A printable PDF is available.

# Homework 5 – Due Tuesday, February 27

- Textbook, page 229, Problem 7.11.
- (
*This is a repeat of a question from the last homework, with CBC mode replaced with CBC-CTS mode. Hint: It may not be clear from Figure 7.18 in the book, but the part of the ciphertext marked "X" in that diagram does not need to be transmitted.*) You are developing an application in which you have to regularly send packets that are 36 bytes (288 bits) long using AES. If you use CBC-CTS mode, how much data do you need to transmit? Be sure to explain the reasoning behind your answer (show your work). - A secure PRNG should have unpredictable future outputs if it is
generating bits from an unknown seed, and many cryptographic
applications have been broken in practice because of PRNGs that don't satisfy
this property. Consider a hardware version of the CTR-mode PRNG
described in the book (pages 243 and 244), but with the following
change: rather than the seed being used for both
*K*and the initial value of*V*, the seed is only used to initializes*V*while*K*is a fixed secret embedded in the hardware and only known to the manufacturer.- Show how the manufacturer can predict all future outputs,
given just the first 128 bits of pseudorandom output. Explain
precisely what the attacker/manufacturer does to predict future
outputs. (Note: This is called a "backdoor"!)
- Do you think that this PRNG is secure against an attacker
that does not know
*K*? Try to give some reasoning/justification for your answer, but I'm not expecting a detailed argument.

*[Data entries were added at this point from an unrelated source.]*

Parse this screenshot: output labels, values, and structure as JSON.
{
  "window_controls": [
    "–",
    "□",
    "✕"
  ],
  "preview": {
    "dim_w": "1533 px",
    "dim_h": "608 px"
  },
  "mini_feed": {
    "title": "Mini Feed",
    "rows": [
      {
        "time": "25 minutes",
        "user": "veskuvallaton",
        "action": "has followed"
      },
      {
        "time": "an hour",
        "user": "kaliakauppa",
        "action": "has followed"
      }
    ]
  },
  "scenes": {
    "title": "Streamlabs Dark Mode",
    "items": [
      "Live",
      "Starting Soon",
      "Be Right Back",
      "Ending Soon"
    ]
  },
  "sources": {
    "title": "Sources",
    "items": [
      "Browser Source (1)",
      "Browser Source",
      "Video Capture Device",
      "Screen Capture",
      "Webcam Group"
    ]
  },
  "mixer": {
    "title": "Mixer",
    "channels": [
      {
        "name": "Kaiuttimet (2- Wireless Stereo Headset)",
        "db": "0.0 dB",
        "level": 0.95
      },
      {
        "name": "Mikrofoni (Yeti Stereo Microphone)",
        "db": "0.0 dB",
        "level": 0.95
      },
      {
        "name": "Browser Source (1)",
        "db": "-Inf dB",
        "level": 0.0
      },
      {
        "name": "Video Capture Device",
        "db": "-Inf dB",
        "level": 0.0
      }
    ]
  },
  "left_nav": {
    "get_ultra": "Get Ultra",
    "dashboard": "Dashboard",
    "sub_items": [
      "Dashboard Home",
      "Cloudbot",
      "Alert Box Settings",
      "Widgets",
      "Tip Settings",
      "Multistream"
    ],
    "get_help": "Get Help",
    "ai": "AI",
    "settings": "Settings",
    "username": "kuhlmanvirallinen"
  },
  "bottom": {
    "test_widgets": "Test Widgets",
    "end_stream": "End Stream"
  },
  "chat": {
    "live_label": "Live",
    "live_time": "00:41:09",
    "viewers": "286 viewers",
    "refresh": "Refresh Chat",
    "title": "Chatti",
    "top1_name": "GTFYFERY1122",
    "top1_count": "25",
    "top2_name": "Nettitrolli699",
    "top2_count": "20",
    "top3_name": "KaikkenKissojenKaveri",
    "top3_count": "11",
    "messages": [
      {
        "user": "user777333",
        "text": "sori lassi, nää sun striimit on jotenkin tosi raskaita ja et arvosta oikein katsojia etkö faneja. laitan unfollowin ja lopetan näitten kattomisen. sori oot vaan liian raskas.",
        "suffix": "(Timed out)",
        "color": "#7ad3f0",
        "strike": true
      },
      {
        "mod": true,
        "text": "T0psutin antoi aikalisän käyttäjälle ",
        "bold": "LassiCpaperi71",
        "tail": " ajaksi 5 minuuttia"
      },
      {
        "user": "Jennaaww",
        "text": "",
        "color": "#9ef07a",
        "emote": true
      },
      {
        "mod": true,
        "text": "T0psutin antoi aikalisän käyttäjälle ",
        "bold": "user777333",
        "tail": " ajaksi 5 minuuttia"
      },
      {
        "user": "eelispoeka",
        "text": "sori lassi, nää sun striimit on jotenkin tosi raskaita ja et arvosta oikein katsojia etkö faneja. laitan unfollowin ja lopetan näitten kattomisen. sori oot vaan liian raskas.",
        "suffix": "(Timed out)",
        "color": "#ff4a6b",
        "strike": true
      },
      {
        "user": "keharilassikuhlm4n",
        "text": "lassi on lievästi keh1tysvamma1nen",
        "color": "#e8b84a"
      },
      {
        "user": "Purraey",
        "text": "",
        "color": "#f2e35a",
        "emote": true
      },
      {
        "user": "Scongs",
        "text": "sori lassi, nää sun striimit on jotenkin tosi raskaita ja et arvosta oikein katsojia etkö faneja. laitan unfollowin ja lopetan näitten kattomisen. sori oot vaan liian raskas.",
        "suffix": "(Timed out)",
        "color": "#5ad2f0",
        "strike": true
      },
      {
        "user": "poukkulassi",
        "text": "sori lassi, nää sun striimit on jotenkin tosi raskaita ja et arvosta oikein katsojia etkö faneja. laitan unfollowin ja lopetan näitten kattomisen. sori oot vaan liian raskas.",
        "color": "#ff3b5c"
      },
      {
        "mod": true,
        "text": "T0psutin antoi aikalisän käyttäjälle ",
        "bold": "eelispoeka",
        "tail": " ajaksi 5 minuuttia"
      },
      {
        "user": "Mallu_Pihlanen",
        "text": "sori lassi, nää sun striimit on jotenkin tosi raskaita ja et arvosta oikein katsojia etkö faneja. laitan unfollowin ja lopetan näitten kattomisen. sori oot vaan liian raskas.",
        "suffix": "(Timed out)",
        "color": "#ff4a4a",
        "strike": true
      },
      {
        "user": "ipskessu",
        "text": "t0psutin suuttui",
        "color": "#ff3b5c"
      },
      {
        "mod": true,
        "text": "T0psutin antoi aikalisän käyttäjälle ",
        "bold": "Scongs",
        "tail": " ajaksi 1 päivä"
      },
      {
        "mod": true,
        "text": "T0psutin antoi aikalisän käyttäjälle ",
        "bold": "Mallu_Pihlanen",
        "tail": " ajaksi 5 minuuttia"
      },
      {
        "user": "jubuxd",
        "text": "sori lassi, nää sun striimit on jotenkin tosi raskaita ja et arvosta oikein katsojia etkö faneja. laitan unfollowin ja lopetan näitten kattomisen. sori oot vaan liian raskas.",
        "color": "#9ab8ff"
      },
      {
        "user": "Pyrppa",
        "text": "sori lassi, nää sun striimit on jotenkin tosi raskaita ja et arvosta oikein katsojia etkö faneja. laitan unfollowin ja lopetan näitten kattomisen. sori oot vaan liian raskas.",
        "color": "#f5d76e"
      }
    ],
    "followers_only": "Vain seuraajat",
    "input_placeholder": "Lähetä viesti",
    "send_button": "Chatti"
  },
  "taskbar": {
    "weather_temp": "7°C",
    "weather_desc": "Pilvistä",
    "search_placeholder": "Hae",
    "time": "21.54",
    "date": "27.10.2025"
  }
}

- Show how the manufacturer can predict all future outputs,
given just the first 128 bits of pseudorandom output. Explain
precisely what the attacker/manufacturer does to predict future
outputs. (Note: This is called a "backdoor"!)